“Did you release the grandmothers alma?”
“I don’t think so. How do I do that?”
“I don’t know. You are their Brujo.”
“I’m not a Brujo.”
“But you know like a Brujo, and you speak like a Brujo.”
Ben went back to the hogan, and I wiped out my bowl and hung it on a forked limb that supported the roof, and laid down for a siesta, and dreamed of the woman’s breasts softly brushing against me as I slept.
The sun was well in the western sky when I awoke. The man and the woman were watching me, and when I arose, they came over to the fire-pit and squatted down. I drew a small bowl of water and washed my face and hands, then set out to gather some cactus seeds that Ben was collecting. The cactus would flower in the morning, and the seed pods would burst in the afternoon. You had to be there on the very day that the flower bloomed to get the seeds before the night creatures devoured them.
There were many flowers that wet spring in the Sonora, and I would pick them up, scrape the sticky seeds into a ditty bag, and go on to the next flower. The woman quickly caught on to what I was doing, and instead of scraping the seed pods, she dropped the whole pod into her sling. Sometimes the cactus was huge with many flowers and pods, and we worked together. The man followed us a few paces away, but he made no attempt at gathering pods.
The woman chatted away as we were gathering the pods, and sometimes I would look at her while she was talking, and try my best to not stare down that gaping neckline. I don’t remember what we talked about. Mostly inane things. The shy way she would look at me from time to time as she apologized for her poor English was so compelling. And I am not so sure that the occasional glimpse at that youthful cleavage was as accidental as it appeared to be. I asked her name.

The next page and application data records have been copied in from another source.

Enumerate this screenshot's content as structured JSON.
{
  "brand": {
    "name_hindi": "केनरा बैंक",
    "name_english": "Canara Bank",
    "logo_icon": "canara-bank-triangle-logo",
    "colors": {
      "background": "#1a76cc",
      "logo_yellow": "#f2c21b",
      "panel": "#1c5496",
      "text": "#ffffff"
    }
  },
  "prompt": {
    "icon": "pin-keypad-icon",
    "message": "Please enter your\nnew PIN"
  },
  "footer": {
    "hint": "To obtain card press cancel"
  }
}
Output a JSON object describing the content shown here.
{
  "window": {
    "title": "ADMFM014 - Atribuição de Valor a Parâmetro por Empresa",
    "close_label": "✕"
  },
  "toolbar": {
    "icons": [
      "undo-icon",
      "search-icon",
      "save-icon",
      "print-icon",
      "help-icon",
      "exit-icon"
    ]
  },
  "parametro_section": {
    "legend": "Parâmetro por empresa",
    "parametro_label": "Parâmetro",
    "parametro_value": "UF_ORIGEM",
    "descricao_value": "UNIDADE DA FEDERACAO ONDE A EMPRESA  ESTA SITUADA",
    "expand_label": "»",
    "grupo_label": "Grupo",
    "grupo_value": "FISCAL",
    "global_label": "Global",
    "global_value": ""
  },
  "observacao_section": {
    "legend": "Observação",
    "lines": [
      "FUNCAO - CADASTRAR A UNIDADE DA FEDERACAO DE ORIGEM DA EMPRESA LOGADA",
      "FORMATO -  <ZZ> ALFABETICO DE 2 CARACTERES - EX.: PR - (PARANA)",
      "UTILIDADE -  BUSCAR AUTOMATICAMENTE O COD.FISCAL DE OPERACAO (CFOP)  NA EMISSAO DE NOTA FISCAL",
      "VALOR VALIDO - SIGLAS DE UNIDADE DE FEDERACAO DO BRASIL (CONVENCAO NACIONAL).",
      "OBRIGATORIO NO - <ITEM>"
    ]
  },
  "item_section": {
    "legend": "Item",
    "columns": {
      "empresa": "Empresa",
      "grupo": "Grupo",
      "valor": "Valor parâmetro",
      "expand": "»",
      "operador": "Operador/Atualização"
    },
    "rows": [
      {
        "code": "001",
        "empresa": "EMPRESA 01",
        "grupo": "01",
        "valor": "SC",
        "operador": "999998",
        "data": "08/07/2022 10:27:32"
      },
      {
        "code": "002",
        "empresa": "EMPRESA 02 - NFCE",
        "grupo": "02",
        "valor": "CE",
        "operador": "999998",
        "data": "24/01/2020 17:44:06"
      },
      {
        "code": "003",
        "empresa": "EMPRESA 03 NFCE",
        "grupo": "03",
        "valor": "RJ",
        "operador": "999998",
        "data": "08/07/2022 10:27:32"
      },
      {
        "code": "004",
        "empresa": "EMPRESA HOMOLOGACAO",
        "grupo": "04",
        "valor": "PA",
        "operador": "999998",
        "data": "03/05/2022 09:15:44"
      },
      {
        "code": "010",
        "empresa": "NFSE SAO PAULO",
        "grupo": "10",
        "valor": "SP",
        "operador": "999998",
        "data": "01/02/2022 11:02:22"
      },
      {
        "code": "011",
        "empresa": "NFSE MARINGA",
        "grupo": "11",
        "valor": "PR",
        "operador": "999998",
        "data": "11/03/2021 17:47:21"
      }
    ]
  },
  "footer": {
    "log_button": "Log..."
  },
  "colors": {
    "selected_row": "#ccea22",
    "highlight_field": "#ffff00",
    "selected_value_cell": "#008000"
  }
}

“Nailea.” she said. “Mi hermano es Pablo.”
Nailea and her brother Pablo. I was glad they were brother and sister.
We returned to the clearing where Nailea dumped her pods and expertly split them over the warm coals, the pods rewarding her with handfuls of dry seeds. I laboriously washed mine in a bowl of water, and they still were a clumpy-gooy mess. Ben was delighted in Nailea’s seeds and put those away for a future, and put mine into a bowl for processing.
Just before sunset, Nailea and Pablo set out for home.
“¡Mañana!” she called back as they disappeared into the late afternoon.
“¡Mañana!” I called back.
That night I finished off the little basket of sweet lizard nuggets, and chased them down with clean water. And neither Ben nor I was quite as frugal with the fires as we normally were. Life was good, and I watched the bright stars over the Sonora Desert wheel overhead before falling asleep. Dusty but dainty feet in huaraches, swelling bosoms, blinking soft brown eyes and coal black hair filled my dreams until dawn.